“It went in right there and then it stopped right there,” Henry said, showing the scars on his leg. “I was shot in the leg, my partner was shot in the back.”
“It was crazy, you hear about that kind of stuff in LA or New York, you never think something like that is gonna happen here but really it does, it’s everywhere."
He explained that most of the crimes he sees relate to drugs.
“They all go hand in hand. Drug use, mental health, and crime,” Arganbright said.
That’s where Country View Estates steps in to help.
“We provide services to people with mental illnesses,” Tricia Schreck, with the organization, said. “What started out as alcohol, now what we’re seeing is a lot more drug backgrounds.”
Country View has group homes that help a range of people, including those with criminal backgrounds and mental health issues.

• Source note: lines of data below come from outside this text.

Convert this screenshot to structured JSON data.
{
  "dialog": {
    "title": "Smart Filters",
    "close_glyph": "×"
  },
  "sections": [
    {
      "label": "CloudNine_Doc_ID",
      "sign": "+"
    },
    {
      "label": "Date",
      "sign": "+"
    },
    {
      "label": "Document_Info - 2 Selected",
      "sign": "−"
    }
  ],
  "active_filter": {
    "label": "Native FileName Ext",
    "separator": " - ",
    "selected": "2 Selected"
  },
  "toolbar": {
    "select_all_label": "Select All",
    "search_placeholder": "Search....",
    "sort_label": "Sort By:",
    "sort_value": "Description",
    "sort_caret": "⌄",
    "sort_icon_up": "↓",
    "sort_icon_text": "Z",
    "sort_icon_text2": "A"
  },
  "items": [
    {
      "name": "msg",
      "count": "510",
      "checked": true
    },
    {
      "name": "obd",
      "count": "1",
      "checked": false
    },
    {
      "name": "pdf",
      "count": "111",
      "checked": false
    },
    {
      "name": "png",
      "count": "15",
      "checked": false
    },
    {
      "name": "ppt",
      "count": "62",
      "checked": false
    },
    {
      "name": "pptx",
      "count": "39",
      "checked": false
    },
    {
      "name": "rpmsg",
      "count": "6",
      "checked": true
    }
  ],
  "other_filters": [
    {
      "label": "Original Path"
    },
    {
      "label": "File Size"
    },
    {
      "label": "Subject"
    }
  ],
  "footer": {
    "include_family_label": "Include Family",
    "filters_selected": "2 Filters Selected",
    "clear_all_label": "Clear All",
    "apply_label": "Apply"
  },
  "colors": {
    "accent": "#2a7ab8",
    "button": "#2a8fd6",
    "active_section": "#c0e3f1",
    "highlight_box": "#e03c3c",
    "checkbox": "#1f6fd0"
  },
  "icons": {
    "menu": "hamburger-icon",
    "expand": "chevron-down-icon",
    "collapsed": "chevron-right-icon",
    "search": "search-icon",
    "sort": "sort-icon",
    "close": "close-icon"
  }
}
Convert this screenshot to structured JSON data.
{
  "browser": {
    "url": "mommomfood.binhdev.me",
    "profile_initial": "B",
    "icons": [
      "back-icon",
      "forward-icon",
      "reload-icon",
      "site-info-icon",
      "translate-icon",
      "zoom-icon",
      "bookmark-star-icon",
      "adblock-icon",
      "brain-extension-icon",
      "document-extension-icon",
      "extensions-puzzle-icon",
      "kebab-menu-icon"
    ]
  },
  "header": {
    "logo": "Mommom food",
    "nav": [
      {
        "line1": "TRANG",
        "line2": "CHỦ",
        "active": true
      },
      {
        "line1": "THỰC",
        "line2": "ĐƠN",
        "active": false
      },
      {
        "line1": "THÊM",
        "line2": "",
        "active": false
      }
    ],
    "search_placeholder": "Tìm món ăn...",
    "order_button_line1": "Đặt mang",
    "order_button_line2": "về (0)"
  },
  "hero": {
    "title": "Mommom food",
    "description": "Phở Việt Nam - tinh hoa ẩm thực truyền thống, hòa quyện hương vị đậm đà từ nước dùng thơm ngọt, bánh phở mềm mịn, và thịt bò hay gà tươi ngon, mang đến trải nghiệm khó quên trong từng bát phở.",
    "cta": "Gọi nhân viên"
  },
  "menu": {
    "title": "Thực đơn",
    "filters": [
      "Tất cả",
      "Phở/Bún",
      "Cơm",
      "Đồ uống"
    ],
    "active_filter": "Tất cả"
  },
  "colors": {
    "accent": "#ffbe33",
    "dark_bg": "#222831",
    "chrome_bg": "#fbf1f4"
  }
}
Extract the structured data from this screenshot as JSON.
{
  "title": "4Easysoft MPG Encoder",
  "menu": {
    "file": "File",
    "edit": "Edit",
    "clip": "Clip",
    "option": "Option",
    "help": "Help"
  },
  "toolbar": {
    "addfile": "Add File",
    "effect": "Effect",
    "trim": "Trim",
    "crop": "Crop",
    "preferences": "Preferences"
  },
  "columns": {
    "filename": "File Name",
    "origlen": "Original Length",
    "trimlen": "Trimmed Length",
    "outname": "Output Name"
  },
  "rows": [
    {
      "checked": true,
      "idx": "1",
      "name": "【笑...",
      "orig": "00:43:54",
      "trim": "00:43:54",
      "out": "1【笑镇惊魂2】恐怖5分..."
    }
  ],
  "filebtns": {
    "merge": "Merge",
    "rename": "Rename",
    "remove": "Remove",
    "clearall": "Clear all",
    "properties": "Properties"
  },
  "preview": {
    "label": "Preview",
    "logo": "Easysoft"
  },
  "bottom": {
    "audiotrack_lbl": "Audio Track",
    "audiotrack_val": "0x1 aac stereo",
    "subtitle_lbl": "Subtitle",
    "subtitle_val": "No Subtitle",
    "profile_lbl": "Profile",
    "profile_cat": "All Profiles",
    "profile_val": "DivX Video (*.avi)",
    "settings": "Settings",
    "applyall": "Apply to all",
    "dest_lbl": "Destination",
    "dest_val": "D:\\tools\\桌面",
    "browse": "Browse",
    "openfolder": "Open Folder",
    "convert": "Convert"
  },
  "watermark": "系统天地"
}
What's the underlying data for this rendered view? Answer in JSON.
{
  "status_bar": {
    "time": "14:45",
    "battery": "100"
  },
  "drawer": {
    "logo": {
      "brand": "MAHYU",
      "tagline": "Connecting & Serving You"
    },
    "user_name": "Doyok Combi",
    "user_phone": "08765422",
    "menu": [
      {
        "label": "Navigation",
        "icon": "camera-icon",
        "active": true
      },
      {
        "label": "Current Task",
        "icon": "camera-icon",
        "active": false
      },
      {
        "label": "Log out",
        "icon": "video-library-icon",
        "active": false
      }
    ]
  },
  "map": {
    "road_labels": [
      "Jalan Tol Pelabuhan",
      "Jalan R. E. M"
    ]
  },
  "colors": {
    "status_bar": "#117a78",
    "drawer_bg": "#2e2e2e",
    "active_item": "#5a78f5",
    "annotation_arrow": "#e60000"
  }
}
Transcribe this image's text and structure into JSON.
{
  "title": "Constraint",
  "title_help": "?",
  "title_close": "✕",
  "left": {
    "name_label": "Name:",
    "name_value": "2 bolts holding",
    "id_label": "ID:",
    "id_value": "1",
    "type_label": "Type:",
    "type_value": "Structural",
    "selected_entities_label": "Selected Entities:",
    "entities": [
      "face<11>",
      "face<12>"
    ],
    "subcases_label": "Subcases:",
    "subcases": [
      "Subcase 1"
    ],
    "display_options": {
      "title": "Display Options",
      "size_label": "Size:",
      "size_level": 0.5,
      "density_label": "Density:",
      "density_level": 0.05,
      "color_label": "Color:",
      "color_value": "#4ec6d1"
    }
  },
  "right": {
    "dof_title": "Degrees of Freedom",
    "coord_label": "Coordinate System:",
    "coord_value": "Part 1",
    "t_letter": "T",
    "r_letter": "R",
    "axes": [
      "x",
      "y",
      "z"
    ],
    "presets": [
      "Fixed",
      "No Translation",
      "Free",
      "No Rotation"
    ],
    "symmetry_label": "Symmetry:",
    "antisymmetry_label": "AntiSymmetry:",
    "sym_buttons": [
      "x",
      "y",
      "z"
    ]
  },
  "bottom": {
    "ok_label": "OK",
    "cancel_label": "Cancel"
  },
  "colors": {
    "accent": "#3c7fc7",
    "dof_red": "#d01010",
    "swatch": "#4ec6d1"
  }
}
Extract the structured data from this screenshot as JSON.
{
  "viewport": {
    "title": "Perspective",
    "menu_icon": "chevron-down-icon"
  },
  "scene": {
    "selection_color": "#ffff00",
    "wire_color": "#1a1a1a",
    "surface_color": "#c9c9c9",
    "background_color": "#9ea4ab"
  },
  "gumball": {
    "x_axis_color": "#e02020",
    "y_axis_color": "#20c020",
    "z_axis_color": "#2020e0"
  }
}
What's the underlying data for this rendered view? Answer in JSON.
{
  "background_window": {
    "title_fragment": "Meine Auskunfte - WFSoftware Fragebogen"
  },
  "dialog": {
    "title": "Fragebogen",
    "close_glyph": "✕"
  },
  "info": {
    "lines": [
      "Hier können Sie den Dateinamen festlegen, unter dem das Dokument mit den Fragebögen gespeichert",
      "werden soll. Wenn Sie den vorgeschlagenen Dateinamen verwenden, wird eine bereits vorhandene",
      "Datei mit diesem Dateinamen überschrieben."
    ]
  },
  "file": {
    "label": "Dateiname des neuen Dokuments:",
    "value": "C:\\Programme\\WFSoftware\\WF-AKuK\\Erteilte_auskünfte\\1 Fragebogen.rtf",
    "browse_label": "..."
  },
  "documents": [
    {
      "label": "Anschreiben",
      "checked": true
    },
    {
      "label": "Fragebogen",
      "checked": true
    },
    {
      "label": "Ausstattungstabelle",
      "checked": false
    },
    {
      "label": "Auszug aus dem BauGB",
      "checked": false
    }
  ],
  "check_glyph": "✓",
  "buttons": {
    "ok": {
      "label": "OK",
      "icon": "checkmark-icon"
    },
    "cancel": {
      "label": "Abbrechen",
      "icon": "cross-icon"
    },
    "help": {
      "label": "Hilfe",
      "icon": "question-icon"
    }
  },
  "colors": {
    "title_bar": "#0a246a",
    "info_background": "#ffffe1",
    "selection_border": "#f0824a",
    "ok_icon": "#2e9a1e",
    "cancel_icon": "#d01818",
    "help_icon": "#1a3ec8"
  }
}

People like Troy, who has been in prison multiple times for public intoxication, operating while intoxicated, and other charges.
“If I didn’t have Country View here I’d be drunk somewhere on the streets probably, maybe even, ya know, in the grave,” Troy said.
“The big thing is is the need for mental health beds,” Gary Rendel, with Country View Estates, said.
“There just are not the providers available today that there were even two years ago,” Schreck said.
Officials say that feeds into the cycle of crime, drug use, and mental health.
“There’s very few places to get help with mental issues,” Arganbright said.
“When we can address that properly and get the facilities for the mental help, instead of the facilities to put people in jail for it is when we’re gonna have a solution to overcrowding in jails and prisons everywhere,” Stough said.
On March 3, voters passed a $9 million project for a new, larger jail facility in Guthrie County, which will hold up to 30 people. Eighty percent voted in favor.
“Everybody wants a safe community,” Schreck said. “It takes everybody paying attention to the choices that our leaders and our government in Iowa are making and we need to be the voice in making sure we’re treating mental health the way it needs to be treated.”